Samaná Bay features the largest concentration of mangroves in the the Dominican Republic. In the winter, many humpback whales calve in the bay. Seabirds and wading birds frequent the mangroves, including petrels, brown pelicans, reddish egrets (threatened), snowy plover (near-threatened), tricolored heron, and many more. Tourists also come to see protected caves with pre-Columbian pictographs and petroglyphs.
But along the coastal fringe of Samaná Bay, mangroves are disappearing rapidly. Tourism-based construction, waste from expanding urban settlements, charcoal production, and pesticide and fertilizer runoff all contribute to the damage. With mangroves gone, villages have less protection against wind, waves, and flooding from big storms. Water quality is degraded, sediment increases, and fish stocks decline. And of course, critical carbon storage is destroyed.
A local nonprofit, the Center for the Conservation and Eco-Development of Samaná Bay and its Surroundings (CEBSE), works to conserve the biodiversity of Samaná Bay. CEBSE staff collaborate with local communities to support sustainable development.

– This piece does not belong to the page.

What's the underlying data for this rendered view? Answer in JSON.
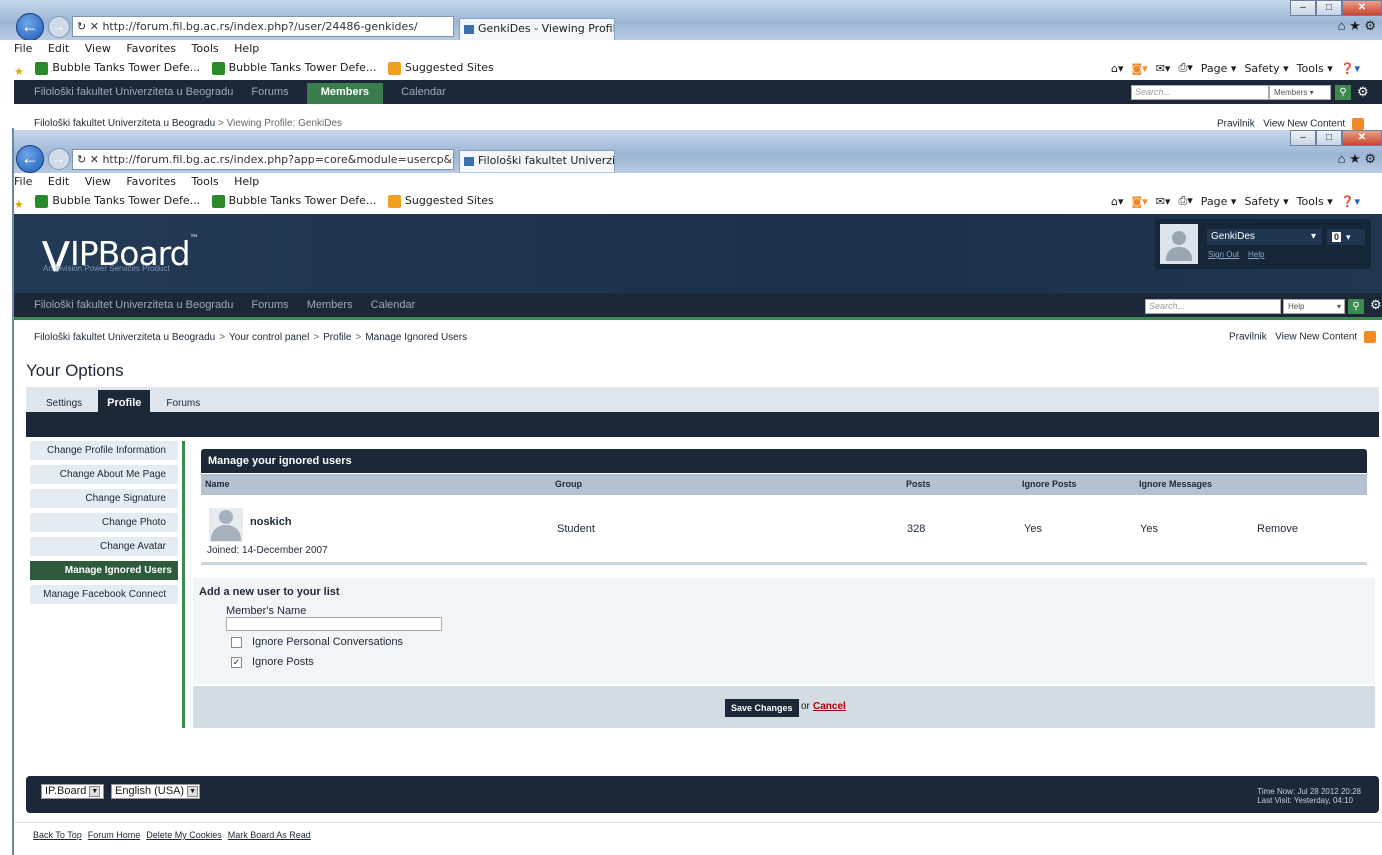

With Seacology’s support, CEBSE will build a 1,000-foot boardwalk, with interpretive signs and a bird-watching site, through a 23-acre mangrove area called Pedro Aloida. These mangroves, in the community of Las Garitas, are a remnant of red mangrove and black mangrove forest. The boardwalk will employ youth, and educate local people and visitors about the importance of mangroves. It will also give schoolchildren hands-on learning about coastal ecosystems.